An exact copy of the entries below is the expected answer.

*** Source material ***

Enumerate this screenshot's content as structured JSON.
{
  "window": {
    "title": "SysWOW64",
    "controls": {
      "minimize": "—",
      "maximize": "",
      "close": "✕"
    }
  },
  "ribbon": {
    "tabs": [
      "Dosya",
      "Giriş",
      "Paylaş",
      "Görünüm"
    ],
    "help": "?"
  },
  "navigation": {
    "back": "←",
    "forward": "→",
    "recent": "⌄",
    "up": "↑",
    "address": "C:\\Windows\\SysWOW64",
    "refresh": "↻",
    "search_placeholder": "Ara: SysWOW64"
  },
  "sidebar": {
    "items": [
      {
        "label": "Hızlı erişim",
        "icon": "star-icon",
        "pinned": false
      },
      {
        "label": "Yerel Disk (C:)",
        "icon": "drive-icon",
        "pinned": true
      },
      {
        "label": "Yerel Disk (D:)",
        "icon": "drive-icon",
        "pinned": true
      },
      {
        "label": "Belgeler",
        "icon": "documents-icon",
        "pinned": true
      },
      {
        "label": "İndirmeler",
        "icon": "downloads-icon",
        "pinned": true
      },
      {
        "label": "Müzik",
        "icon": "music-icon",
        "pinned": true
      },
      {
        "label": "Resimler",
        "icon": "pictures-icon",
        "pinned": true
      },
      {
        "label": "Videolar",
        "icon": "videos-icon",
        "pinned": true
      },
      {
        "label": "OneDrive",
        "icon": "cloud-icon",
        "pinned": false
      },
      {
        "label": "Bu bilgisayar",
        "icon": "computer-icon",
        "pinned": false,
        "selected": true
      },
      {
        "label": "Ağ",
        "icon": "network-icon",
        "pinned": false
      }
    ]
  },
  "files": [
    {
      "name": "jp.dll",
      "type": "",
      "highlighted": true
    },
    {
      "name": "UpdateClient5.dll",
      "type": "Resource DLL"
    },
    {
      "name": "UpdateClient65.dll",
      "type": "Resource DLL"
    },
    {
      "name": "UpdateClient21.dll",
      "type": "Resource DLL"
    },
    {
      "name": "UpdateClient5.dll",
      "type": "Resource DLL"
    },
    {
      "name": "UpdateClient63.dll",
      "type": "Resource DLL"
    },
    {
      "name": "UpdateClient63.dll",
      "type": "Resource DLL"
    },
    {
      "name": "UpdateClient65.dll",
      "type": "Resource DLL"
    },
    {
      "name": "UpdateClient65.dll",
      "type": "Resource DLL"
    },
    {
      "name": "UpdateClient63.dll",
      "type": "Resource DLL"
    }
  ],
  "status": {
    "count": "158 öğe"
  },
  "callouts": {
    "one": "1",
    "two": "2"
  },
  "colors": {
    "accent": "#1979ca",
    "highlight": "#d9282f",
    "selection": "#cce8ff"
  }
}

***

» **Exercise answer**
Enumerate this screenshot's content as structured JSON.
{
  "window": {
    "title": "SysWOW64",
    "controls": {
      "minimize": "—",
      "maximize": "",
      "close": "✕"
    }
  },
  "ribbon": {
    "tabs": [
      "Dosya",
      "Giriş",
      "Paylaş",
      "Görünüm"
    ],
    "help": "?"
  },
  "navigation": {
    "back": "←",
    "forward": "→",
    "recent": "⌄",
    "up": "↑",
    "address": "C:\\Windows\\SysWOW64",
    "refresh": "↻",
    "search_placeholder": "Ara: SysWOW64"
  },
  "sidebar": {
    "items": [
      {
        "label": "Hızlı erişim",
        "icon": "star-icon",
        "pinned": false
      },
      {
        "label": "Yerel Disk (C:)",
        "icon": "drive-icon",
        "pinned": true
      },
      {
        "label": "Yerel Disk (D:)",
        "icon": "drive-icon",
        "pinned": true
      },
      {
        "label": "Belgeler",
        "icon": "documents-icon",
        "pinned": true
      },
      {
        "label": "İndirmeler",
        "icon": "downloads-icon",
        "pinned": true
      },
      {
        "label": "Müzik",
        "icon": "music-icon",
        "pinned": true
      },
      {
        "label": "Resimler",
        "icon": "pictures-icon",
        "pinned": true
      },
      {
        "label": "Videolar",
        "icon": "videos-icon",
        "pinned": true
      },
      {
        "label": "OneDrive",
        "icon": "cloud-icon",
        "pinned": false
      },
      {
        "label": "Bu bilgisayar",
        "icon": "computer-icon",
        "pinned": false,
        "selected": true
      },
      {
        "label": "Ağ",
        "icon": "network-icon",
        "pinned": false
      }
    ]
  },
  "files": [
    {
      "name": "jp.dll",
      "type": "",
      "highlighted": true
    },
    {
      "name": "UpdateClient5.dll",
      "type": "Resource DLL"
    },
    {
      "name": "UpdateClient65.dll",
      "type": "Resource DLL"
    },
    {
      "name": "UpdateClient21.dll",
      "type": "Resource DLL"
    },
    {
      "name": "UpdateClient5.dll",
      "type": "Resource DLL"
    },
    {
      "name": "UpdateClient63.dll",
      "type": "Resource DLL"
    },
    {
      "name": "UpdateClient63.dll",
      "type": "Resource DLL"
    },
    {
      "name": "UpdateClient65.dll",
      "type": "Resource DLL"
    },
    {
      "name": "UpdateClient65.dll",
      "type": "Resource DLL"
    },
    {
      "name": "UpdateClient63.dll",
      "type": "Resource DLL"
    }
  ],
  "status": {
    "count": "158 öğe"
  },
  "callouts": {
    "one": "1",
    "two": "2"
  },
  "colors": {
    "accent": "#1979ca",
    "highlight": "#d9282f",
    "selection": "#cce8ff"
  }
}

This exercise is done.